* [Exercise]: Wherever a line below holds the word "Favorites", copy that line.

Entries from a dataset of interfaces
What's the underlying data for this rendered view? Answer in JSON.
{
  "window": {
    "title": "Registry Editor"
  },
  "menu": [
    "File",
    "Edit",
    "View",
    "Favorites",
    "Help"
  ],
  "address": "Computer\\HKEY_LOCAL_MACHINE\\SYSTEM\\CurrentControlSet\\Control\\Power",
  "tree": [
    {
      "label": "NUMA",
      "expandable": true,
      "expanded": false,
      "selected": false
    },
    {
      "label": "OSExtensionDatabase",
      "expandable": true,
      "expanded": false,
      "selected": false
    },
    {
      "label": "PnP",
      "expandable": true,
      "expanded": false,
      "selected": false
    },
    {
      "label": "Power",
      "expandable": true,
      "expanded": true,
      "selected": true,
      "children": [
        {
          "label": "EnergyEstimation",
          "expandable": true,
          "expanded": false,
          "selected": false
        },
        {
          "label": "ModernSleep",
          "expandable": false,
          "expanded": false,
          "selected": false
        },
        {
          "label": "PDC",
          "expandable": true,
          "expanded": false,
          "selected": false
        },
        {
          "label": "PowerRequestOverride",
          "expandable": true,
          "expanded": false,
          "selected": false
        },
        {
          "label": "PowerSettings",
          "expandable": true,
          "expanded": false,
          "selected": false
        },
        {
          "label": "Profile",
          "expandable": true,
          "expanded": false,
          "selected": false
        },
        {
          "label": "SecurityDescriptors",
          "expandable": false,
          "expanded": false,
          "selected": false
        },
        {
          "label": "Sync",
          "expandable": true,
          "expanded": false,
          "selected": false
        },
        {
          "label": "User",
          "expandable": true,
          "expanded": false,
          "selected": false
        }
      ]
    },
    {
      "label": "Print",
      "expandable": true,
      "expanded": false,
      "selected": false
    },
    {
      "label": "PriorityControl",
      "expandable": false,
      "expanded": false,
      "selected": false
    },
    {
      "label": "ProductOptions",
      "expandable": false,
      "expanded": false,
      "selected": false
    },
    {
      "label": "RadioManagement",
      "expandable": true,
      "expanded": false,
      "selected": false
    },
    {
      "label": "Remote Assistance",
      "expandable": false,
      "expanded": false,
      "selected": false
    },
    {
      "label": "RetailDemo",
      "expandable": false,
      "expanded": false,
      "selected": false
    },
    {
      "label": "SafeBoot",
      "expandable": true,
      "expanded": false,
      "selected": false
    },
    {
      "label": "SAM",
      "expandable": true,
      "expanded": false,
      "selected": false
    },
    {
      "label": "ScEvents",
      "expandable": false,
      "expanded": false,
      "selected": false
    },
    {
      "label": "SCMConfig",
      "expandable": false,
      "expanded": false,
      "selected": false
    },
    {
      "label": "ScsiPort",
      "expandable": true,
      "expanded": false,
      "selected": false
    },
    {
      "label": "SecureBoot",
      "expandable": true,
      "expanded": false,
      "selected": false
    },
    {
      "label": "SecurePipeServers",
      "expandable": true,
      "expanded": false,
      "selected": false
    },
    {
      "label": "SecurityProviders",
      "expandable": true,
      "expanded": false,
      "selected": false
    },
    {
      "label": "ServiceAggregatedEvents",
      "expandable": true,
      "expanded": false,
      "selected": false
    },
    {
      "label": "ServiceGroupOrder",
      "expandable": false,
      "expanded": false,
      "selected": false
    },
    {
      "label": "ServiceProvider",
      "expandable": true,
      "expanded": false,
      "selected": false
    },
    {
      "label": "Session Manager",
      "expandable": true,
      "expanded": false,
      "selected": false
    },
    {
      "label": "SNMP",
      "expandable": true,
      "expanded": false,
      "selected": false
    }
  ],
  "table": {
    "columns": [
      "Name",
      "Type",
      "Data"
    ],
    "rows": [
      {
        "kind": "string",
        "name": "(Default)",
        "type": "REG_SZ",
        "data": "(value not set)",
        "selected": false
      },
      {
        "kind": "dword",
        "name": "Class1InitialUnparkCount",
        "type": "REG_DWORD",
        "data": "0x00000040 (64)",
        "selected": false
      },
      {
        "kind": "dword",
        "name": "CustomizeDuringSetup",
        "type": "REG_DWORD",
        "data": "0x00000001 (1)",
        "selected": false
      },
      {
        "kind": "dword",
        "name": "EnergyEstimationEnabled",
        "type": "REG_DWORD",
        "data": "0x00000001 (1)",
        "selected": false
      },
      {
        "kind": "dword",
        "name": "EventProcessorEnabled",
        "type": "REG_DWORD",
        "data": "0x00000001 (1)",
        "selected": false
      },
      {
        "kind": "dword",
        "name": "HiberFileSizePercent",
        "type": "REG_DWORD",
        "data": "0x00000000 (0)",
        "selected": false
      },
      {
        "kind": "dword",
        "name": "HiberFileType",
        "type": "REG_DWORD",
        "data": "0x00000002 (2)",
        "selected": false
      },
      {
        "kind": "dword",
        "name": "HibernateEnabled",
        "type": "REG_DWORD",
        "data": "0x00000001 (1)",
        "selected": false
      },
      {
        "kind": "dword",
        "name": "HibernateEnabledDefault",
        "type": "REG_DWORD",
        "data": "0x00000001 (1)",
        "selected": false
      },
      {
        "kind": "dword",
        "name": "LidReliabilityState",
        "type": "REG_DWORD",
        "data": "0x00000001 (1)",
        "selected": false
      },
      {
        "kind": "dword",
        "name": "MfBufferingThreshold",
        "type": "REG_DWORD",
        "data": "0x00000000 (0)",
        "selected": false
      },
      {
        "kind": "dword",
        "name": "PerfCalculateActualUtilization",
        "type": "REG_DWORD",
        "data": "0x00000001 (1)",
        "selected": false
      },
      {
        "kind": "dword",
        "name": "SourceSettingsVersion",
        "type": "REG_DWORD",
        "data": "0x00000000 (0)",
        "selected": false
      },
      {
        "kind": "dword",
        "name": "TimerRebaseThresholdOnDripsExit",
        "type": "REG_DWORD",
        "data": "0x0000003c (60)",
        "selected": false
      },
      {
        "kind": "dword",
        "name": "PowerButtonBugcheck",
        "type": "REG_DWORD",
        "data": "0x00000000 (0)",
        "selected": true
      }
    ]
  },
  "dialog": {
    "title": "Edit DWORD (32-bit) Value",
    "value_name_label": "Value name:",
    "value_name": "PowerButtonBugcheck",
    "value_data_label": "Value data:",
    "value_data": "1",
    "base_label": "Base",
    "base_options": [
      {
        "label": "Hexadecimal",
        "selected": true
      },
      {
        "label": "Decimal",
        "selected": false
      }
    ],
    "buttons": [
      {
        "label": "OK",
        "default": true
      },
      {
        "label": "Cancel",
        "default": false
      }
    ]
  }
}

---

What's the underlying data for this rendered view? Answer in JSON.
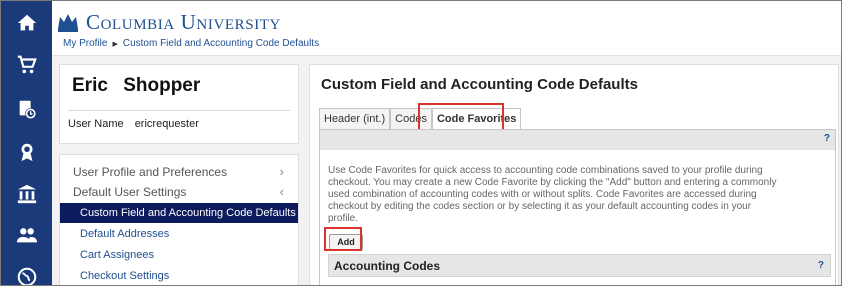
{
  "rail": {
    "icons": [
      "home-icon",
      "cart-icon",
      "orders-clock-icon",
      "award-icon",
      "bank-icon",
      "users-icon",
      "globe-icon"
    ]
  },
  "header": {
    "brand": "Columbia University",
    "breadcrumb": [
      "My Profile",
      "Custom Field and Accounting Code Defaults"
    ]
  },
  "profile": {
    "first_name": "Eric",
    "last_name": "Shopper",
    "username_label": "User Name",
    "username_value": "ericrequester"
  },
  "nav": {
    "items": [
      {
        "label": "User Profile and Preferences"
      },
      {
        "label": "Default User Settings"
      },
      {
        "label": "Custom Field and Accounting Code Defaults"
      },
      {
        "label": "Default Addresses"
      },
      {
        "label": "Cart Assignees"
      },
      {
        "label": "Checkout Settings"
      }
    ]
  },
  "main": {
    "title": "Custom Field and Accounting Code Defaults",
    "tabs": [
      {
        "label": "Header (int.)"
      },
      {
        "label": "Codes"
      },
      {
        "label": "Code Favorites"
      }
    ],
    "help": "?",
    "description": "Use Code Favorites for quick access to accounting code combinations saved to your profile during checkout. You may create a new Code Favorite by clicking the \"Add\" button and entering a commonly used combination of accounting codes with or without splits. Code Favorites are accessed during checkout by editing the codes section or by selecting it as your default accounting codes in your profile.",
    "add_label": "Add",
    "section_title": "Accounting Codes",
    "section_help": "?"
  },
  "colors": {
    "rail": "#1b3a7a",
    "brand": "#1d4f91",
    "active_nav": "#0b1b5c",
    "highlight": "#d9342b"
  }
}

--

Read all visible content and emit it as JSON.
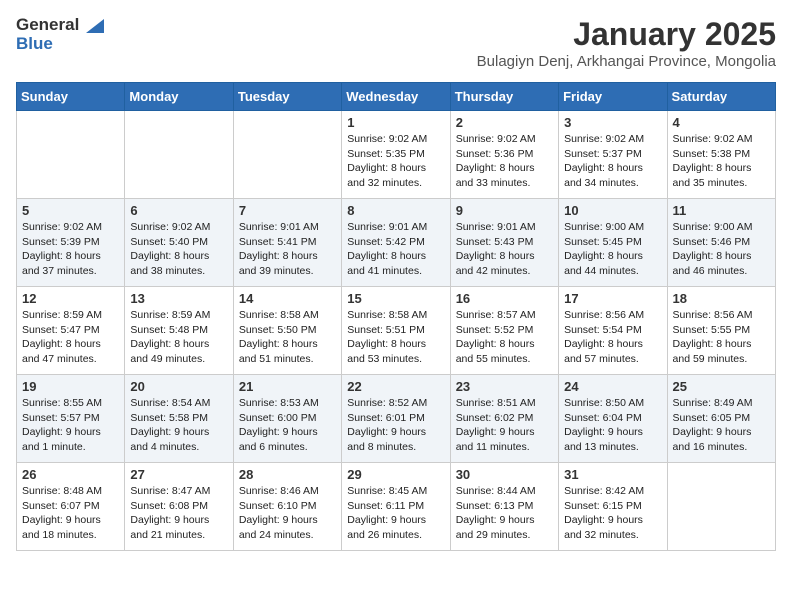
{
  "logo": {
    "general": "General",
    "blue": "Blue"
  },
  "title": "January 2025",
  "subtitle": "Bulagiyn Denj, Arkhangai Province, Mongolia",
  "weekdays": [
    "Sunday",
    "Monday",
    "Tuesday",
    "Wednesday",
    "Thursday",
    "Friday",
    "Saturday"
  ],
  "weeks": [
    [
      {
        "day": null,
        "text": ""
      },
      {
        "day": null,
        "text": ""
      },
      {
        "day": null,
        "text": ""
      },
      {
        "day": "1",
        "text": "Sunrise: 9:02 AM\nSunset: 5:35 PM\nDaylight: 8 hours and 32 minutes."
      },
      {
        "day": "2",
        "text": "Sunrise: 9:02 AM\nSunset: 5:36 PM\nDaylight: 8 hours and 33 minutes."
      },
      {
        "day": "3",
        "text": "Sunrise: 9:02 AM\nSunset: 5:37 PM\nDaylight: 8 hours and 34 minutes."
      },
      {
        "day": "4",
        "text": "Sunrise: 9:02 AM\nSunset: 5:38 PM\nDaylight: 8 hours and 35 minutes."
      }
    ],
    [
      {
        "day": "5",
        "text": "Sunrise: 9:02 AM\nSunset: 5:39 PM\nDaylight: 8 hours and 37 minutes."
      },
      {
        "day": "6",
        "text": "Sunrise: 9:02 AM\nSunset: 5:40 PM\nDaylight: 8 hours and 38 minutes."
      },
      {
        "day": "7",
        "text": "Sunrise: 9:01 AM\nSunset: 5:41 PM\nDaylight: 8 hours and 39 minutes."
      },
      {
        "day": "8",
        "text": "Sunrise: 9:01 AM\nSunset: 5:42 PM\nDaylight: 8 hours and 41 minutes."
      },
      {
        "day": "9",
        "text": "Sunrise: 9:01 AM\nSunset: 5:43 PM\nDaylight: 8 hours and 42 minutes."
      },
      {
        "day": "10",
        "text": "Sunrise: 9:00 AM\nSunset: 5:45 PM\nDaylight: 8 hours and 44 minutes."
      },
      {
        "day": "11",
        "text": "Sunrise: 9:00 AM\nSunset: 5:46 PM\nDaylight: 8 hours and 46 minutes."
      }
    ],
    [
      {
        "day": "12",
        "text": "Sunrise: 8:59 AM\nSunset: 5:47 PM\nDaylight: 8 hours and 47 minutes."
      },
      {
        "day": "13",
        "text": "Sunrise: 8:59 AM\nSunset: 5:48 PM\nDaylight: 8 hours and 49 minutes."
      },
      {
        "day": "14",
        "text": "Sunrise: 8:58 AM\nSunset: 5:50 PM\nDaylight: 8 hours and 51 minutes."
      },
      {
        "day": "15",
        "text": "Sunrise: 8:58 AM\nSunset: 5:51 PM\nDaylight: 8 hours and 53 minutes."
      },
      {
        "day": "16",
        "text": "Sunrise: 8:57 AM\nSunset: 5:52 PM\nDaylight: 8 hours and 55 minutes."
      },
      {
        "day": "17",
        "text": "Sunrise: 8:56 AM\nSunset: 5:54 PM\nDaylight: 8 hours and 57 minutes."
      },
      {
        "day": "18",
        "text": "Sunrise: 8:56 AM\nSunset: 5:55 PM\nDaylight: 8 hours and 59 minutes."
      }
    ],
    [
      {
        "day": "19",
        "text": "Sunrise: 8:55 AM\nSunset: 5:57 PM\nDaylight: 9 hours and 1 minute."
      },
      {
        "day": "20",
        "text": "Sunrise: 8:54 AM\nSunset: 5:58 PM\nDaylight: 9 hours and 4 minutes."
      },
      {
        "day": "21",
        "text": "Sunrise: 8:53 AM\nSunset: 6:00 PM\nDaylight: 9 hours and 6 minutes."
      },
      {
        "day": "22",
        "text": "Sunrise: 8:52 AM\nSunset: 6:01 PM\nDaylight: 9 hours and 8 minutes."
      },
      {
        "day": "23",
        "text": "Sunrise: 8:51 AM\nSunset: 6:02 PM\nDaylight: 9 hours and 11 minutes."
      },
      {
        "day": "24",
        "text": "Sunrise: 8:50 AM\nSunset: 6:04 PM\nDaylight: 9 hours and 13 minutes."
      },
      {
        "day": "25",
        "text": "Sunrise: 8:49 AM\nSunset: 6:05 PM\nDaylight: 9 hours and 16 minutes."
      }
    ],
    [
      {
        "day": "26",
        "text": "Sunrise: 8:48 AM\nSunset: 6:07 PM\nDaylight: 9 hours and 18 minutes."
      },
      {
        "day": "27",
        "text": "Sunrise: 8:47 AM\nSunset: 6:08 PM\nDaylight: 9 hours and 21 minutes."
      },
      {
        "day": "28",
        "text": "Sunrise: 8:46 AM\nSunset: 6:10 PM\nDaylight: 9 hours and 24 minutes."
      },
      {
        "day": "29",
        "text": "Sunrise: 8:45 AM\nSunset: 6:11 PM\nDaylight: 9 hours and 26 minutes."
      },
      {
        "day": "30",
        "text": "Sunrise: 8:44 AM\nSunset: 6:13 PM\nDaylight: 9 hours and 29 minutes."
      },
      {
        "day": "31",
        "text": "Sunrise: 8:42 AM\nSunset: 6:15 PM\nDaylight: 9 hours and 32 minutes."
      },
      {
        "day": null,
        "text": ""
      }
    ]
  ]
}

* [Exercise output]:
    "Favorites",
        "label": "Code Favorites"
    "description": "Use Code Favorites for quick access to accounting code combinations saved to your profile during checkout. You may create a new Code Favorite by clicking the \"Add\" button and entering a commonly used combination of accounting codes with or without splits. Code Favorites are accessed during checkout by editing the codes section or by selecting it as your default accounting codes in your profile.",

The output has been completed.